- _WORK TASK_
If a line in the records below includes the word "аэропорта", count it, then give the total and nothing else.

Web page and app entries

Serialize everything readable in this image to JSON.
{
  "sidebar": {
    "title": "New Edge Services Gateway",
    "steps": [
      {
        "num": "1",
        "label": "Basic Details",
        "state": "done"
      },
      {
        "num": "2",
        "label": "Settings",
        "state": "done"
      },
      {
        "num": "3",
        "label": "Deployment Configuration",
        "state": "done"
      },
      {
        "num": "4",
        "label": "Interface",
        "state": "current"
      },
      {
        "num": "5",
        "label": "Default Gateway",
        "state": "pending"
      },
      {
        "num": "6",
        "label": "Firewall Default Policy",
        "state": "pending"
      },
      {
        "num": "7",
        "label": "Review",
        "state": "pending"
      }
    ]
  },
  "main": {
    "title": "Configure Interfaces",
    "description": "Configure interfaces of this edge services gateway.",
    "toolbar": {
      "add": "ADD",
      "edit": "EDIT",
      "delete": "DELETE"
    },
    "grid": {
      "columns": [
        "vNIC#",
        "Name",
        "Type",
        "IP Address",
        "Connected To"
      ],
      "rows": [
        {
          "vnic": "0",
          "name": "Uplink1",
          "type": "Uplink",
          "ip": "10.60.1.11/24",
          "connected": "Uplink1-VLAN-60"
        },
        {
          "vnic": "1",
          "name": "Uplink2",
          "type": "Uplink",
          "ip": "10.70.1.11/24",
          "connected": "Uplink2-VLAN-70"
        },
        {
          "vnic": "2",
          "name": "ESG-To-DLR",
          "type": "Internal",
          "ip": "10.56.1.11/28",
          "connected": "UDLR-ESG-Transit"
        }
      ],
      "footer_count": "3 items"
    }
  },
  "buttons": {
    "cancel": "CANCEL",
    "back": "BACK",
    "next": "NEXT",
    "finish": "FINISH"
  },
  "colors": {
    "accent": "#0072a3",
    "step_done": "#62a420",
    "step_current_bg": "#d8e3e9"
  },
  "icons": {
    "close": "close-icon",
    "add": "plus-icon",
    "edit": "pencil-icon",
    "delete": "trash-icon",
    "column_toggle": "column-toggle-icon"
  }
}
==
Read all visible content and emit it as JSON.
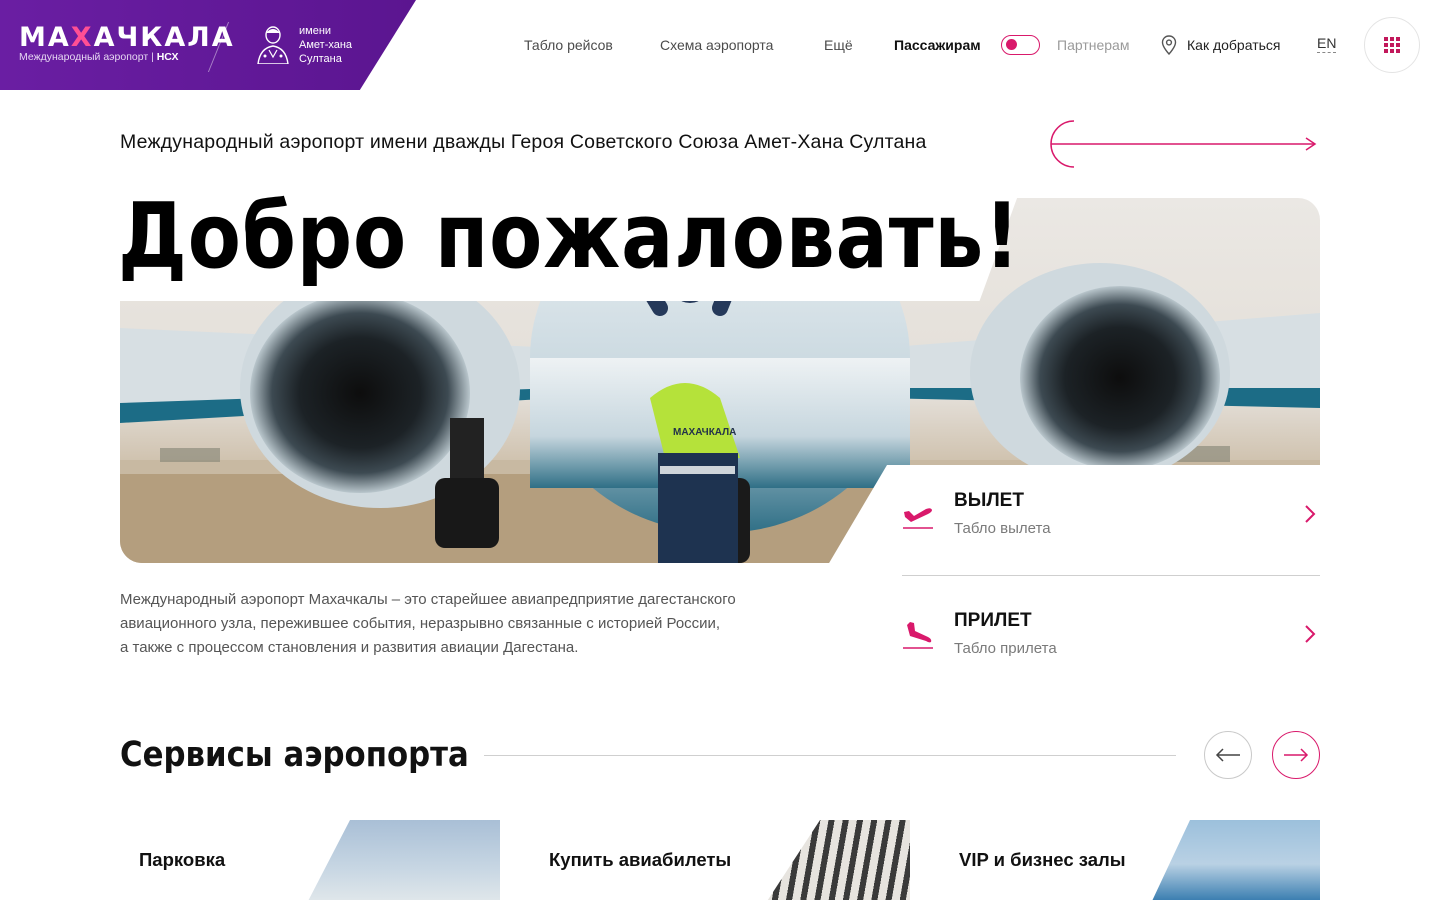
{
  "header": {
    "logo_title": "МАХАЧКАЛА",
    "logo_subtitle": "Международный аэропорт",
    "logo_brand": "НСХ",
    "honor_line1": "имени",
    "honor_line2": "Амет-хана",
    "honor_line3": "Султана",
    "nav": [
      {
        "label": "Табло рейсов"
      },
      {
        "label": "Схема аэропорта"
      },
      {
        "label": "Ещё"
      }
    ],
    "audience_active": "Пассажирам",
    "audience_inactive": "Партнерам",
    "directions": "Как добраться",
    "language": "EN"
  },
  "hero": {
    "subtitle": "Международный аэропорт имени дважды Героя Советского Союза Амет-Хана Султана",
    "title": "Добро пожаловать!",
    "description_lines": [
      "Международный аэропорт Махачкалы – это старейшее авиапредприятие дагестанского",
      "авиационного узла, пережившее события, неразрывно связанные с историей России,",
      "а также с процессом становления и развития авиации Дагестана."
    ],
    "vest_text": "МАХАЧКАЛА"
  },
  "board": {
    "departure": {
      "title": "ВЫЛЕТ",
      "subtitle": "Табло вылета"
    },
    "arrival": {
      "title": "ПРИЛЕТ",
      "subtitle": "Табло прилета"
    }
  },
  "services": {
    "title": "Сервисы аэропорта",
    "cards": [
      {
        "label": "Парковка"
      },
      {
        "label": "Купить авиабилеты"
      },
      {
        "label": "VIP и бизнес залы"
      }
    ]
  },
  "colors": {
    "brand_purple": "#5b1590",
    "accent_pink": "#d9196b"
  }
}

- _ANSWER TO THIS EXERCISE_
2